On May 21, 2022, author Mariama J. Lockington is coming to the Gaithersburg Book Festival to share her middle grade novel, In the Key of Us with her readers. In the Key of Us is a coming-of-age story about the losses that threaten to break us and the friendships that make us whole again.
I loved this novel. I loved that the setting was musicianship and band camp. I loved that the story was told in alternating viewpoints of Andi, Zora, and the camp itself. Mariama’s writing poignantly depicts the highs and lows of relationships, the unhealthy ways in which some handle stress, and the grieving process. And I appreciated that Mariama included an important author’s note that included inclusive mental health resources.
I listened to the audiobook, and the narration by Yinka Ladeinde and Imani Jade Powers was wonderful. I hope you enjoy this middle grade novel as much as I did.
I hope you enjoy this interview with the talented Mariama J. Lockington.
What is your writing space like?
My wife and I just bought a house last May, and after years of sharing a small work space, I feel really lucky to now have my own sunlit office at the back of the house. My office has a desk, a plush lavender desk chair, a couple of bookshelves with my books that are organized in rainbow colors, pictures of my author inspirations (Maya Angelou, Toni Morrison, Zora Neale Hurston, etc) and lots and lots of plants on every window sill/free surface. There’s also a small couch where I read and where my dog, Henry, sometimes cuddles me when he’s not asleep in his day-bed next to my desk. I love a good candle, so I always have a candle burning when I’m in my office— notes of citrus, gardenia, or eucalyptus are my favorite.
How (or in what ways) do you hope librarians will promote your book?
I love libraries and librarians are magical! While In the Key of Us deals with some hard topics (self- harm, bullying, anxiety, the loss of a loved one) it’s also a story full of hope, music, adventure, friendship, and love. I hope that librarians are able to promote this book with a good understanding of all of these nuances, as well as put it into the hands of young people who are excited to read inclusive, first-love, coming of age stories.
What do you hope your readers will learn from reading your book?
That it’s OK to change your mind, to not have all the answers— growing up is messy, wonderful, and full of adventure. That they are loved, just as they are.
Who is the reader you are writing for? Please describe them.
I am writing for the reader who has a powerful voice, but is sometimes scared to share it. For the reader who feels like they never quite fit in, even though they try their hardest, for the reader that is brave and determined, even when they feel lost. I am writing for the reader that could spend all day outside, in the sun, soaking up the magic of the outdoors, for the queer reader and the perfectionist reader, and the reader who knows without a doubt that music can help us feel alive and connected beyond the bounds of this world.

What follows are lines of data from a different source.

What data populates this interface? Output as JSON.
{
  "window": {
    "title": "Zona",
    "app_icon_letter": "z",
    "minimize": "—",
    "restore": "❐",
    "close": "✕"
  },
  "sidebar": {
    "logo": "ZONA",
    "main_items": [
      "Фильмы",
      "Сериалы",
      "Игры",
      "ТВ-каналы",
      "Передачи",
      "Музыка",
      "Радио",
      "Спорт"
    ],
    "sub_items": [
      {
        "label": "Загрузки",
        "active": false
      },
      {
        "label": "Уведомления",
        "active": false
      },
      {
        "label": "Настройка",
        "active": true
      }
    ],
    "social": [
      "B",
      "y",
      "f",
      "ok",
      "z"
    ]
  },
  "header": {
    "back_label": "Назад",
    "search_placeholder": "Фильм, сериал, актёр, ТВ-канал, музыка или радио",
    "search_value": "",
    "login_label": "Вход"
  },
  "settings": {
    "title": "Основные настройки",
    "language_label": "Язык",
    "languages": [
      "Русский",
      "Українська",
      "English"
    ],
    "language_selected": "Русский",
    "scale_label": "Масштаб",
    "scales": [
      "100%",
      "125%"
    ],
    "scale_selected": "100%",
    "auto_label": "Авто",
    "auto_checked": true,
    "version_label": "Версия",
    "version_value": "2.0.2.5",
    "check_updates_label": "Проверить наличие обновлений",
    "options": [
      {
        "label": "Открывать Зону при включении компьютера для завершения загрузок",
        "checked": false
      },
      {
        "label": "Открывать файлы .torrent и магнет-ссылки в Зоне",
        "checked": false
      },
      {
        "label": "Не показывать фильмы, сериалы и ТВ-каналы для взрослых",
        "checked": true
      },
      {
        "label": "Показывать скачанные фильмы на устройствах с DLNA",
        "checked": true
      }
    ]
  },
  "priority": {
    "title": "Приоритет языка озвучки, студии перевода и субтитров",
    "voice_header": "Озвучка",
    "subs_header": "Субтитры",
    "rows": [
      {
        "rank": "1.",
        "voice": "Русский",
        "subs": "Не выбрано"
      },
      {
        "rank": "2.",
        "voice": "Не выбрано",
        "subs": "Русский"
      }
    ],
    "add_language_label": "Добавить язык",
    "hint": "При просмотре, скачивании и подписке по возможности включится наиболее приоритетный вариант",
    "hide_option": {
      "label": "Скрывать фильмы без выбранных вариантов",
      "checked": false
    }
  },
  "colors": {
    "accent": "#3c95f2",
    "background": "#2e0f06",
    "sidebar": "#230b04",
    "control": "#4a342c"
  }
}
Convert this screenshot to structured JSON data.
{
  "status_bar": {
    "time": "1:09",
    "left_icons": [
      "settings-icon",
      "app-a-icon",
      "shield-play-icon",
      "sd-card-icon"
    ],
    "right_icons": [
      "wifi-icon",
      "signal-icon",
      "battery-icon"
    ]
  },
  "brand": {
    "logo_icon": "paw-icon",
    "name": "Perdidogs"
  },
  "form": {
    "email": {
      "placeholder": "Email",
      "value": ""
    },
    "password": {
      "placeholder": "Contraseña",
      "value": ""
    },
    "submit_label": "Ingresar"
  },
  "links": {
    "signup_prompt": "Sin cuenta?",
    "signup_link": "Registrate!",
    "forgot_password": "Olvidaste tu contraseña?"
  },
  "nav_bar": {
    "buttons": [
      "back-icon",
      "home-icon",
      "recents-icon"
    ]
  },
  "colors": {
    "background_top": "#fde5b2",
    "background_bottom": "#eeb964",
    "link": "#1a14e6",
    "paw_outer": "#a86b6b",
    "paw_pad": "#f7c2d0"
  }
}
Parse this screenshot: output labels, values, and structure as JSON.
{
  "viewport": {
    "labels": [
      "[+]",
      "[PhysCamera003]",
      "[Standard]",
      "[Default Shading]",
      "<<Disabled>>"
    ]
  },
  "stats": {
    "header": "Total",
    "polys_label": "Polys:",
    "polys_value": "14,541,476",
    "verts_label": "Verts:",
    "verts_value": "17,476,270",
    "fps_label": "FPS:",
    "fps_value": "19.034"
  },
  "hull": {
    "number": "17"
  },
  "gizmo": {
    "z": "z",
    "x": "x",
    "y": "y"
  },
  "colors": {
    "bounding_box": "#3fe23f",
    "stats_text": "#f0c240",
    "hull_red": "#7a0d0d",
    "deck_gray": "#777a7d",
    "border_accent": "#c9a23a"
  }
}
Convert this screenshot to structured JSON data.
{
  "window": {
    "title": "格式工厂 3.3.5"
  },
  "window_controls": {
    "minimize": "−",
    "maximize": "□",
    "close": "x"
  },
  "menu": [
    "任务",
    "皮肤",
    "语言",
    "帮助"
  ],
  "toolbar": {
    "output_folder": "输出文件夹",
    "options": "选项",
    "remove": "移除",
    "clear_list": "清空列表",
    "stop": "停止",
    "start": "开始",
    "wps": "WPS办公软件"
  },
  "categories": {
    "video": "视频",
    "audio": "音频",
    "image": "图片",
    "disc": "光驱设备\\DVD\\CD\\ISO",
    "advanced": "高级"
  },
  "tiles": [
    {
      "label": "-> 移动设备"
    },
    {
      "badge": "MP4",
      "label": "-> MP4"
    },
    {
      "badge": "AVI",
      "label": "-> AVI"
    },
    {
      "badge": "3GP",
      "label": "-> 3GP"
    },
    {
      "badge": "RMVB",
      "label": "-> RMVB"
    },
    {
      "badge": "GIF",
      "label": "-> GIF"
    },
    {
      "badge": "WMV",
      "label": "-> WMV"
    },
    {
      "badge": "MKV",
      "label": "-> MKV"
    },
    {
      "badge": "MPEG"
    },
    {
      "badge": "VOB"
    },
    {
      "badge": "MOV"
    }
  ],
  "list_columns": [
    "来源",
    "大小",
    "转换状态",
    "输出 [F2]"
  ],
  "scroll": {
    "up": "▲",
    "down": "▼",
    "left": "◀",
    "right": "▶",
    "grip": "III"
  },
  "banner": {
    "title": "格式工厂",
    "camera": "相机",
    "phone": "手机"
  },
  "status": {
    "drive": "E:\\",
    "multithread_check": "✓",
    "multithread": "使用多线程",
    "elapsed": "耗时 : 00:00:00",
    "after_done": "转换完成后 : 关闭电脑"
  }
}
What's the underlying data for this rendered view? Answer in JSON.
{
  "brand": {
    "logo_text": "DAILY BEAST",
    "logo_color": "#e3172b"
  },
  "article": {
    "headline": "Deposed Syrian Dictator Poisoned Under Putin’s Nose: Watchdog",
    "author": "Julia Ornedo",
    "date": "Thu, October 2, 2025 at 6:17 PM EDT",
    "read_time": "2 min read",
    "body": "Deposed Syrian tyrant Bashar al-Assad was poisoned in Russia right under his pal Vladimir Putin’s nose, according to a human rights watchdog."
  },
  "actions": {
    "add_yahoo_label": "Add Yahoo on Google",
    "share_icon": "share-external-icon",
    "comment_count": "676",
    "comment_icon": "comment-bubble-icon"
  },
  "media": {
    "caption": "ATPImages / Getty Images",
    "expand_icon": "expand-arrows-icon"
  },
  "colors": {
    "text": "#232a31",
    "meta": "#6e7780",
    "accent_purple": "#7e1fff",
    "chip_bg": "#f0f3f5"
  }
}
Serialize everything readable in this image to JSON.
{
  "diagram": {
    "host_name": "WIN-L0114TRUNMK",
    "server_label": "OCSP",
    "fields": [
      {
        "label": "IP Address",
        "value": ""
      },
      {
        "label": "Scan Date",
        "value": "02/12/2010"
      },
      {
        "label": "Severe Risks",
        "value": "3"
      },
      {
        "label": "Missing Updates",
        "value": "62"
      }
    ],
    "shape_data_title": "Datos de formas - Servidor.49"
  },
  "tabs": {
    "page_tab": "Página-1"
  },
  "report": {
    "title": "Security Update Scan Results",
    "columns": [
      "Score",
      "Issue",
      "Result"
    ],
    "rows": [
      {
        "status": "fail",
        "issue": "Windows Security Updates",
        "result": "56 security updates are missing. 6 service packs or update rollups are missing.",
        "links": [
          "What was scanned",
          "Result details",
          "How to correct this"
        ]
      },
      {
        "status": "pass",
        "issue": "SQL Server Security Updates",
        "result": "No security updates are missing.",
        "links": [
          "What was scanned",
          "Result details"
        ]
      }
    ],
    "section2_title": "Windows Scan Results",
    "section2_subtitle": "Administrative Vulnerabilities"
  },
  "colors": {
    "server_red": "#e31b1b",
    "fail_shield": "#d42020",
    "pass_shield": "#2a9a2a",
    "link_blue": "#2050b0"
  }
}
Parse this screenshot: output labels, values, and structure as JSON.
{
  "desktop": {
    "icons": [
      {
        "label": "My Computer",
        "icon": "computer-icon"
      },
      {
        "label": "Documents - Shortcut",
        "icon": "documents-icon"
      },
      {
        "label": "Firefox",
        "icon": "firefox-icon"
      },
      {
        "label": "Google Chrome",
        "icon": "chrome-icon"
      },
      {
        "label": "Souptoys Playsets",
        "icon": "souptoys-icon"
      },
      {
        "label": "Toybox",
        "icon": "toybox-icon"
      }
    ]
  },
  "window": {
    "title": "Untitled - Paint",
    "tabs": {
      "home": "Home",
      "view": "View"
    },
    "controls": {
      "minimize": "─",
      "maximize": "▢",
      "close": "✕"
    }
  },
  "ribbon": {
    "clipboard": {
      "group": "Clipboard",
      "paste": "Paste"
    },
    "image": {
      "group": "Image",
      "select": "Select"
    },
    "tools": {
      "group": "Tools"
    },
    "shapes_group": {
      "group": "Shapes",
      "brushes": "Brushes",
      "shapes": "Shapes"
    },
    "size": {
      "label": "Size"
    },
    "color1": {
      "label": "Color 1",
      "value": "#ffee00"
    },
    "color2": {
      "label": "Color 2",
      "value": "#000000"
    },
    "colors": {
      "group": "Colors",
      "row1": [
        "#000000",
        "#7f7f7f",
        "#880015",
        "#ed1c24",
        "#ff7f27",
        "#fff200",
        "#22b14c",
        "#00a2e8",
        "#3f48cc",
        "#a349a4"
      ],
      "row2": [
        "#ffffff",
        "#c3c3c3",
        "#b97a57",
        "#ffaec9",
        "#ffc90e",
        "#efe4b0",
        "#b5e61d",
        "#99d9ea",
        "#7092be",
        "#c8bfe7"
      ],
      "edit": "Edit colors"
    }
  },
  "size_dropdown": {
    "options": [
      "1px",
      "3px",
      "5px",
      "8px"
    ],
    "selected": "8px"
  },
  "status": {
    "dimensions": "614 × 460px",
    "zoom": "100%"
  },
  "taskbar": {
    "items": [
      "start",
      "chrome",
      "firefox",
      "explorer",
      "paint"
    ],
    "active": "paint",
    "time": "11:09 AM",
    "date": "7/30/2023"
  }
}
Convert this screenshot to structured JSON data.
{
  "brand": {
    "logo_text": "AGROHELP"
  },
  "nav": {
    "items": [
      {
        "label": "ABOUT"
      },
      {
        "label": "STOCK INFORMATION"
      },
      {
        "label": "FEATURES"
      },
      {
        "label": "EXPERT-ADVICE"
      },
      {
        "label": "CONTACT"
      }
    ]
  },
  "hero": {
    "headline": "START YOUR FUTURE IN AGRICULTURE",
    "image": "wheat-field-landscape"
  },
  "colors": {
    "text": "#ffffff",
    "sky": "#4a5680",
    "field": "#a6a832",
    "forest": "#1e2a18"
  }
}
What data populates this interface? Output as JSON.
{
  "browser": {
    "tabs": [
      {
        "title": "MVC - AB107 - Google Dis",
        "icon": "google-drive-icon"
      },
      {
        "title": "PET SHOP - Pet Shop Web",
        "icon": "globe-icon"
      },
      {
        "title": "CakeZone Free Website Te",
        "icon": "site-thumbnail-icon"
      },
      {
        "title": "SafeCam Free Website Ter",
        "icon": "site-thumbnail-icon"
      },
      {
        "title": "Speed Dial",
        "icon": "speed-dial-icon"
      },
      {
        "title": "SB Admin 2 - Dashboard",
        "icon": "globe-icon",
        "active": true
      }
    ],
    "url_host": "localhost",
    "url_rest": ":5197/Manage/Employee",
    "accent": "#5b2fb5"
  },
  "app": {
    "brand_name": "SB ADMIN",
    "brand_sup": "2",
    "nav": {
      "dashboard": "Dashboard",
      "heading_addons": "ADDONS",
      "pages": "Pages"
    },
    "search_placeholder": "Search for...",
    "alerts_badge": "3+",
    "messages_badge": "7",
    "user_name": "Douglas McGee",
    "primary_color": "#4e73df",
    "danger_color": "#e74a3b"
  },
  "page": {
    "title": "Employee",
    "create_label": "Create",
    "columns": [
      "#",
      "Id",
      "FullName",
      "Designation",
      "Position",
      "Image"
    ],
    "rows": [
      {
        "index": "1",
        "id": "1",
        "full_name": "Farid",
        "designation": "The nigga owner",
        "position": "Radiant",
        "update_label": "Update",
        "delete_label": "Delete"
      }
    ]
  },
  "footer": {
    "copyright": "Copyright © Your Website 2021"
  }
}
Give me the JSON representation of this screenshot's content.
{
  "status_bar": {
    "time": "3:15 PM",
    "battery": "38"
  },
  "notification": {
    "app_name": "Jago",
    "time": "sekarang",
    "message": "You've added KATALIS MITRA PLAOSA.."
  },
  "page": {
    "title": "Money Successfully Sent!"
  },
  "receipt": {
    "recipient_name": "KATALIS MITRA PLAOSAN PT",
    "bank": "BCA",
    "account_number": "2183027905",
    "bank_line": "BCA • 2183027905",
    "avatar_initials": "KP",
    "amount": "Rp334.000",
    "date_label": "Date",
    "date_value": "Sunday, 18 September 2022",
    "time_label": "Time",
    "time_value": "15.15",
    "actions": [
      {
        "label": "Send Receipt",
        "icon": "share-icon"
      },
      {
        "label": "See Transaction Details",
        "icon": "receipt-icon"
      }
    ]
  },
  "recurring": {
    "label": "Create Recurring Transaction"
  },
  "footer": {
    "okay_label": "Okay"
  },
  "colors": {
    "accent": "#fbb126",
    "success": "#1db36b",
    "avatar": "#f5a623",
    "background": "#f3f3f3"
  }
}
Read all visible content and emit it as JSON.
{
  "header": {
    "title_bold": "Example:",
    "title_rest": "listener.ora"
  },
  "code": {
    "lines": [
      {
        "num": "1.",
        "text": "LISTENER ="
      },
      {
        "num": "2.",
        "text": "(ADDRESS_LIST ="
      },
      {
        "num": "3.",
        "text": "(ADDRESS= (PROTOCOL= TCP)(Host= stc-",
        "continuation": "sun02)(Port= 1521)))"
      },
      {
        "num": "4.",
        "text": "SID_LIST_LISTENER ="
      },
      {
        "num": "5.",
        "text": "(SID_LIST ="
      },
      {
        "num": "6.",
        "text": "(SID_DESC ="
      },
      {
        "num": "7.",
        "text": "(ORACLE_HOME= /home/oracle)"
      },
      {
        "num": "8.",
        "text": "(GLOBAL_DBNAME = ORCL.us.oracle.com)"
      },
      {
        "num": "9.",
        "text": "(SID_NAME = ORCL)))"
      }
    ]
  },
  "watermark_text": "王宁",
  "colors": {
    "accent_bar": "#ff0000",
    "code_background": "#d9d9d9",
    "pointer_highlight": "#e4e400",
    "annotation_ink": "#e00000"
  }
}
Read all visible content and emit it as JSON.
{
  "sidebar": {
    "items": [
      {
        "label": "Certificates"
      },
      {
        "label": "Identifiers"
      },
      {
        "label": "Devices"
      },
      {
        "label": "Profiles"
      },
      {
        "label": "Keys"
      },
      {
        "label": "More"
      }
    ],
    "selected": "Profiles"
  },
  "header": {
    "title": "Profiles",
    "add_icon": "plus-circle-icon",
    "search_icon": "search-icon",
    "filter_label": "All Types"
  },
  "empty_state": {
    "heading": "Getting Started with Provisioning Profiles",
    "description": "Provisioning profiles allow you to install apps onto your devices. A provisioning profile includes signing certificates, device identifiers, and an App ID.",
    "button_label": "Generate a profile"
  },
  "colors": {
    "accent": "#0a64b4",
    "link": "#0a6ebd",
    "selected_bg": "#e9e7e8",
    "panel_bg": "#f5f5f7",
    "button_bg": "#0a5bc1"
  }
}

What is one (or more) thing(s) that you really want your readers to know about you?
When I was young, I played flute and piano. While I don’t play these instruments anymore, practicing music helped me with the practice of writing and gave me a deep appreciation for the arts. Summer Camp is where I first believed I could really be an author— and where I first fell in love with the outdoors.
What do you love most about the cover art of your book?
All of it! The cover artist, Tonya Engel, really just captured the essence of both my main characters so perfectly. But if I have to pick one thing, I love that Zora and Andi are out on the water in a kayak and that they are holding hands under the glimmering sun.
What has surprised you most about the characters in your book?
Sometimes I think I’ve written a character that’s very different from the girl I was growing up, and then a reader will point out a quality that we share. It’s always eye-opening to see the ways we put our past selves into stories or even our current selves.
Which book review or award has been most meaningful to you?
The most valuable reviews that I’ve received in my author journey have been from young readers writing to me. When a young person says: “I don’t like to read, but I read your book in one night” or “After reading your book, I’m not afraid to be myself anymore.” That’s when I know I’ve done ok, made an impact, and that I have to keep going.
What are you most looking forward to at our book festival?
Being in-person and getting to talk to readers! While virtual events have been great as far as connecting with people across states, there’s nothing like being able to talk to readers in the flesh and feel the excitement of a live festival. Also— of course, I will likely come home with lots of new books that I am excited to read.
Would you like to learn more about Mariama? Check out this interview: Ask the Author: Mariama J. Lockington.
Mariama J. Lockington is an adoptee, writer and non-profit educator. She has been telling stories and making her own books since the second grade, when she wore short-alls and flower leggings every day to school. Her work has appeared in a number of magazines and journals, including Buzzfeed News Reader, and she is the author of the poetry chapbook, “The Lucky Daughter.” Her latest book is “The Key of Us.” Mariama earned a Masters in Education from Lesley University and Masters in Fine Arts in Poetry from San Francisco State University. She lives in Lexington, Ky., with her partner and dapple haired dachshund, Henry.